--- RECORDS SHOWN ---
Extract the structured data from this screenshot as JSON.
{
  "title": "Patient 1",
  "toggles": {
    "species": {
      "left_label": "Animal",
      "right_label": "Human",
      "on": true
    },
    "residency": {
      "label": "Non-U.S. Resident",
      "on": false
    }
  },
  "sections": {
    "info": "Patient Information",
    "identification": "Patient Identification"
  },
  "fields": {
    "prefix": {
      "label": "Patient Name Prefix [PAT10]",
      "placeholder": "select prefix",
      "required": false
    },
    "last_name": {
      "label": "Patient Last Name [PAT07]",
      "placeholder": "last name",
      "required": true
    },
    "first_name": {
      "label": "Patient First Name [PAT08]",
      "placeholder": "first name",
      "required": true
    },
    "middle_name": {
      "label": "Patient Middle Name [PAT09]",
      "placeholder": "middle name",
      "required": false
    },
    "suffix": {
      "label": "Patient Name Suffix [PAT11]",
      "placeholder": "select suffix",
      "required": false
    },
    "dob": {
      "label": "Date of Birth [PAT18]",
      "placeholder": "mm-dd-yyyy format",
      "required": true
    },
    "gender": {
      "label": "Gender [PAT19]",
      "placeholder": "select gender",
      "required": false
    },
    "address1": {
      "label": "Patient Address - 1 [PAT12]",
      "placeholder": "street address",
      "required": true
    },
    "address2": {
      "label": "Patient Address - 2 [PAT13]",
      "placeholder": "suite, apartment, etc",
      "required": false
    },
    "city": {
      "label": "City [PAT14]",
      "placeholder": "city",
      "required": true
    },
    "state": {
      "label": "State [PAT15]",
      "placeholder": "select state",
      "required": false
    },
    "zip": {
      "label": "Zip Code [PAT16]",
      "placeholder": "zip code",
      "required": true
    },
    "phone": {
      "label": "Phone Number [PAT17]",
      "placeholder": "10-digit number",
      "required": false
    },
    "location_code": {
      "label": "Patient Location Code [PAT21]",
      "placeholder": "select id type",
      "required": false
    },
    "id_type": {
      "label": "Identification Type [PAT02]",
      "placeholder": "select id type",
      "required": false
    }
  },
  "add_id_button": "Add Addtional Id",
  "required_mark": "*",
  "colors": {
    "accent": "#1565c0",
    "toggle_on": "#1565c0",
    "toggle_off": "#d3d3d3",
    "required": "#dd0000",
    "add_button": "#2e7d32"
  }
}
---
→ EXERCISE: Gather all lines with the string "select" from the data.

→ WRITTEN RESPONSE:
      "placeholder": "select prefix",
      "placeholder": "select suffix",
      "placeholder": "select gender",
      "placeholder": "select state",
      "placeholder": "select id type",
      "placeholder": "select id type",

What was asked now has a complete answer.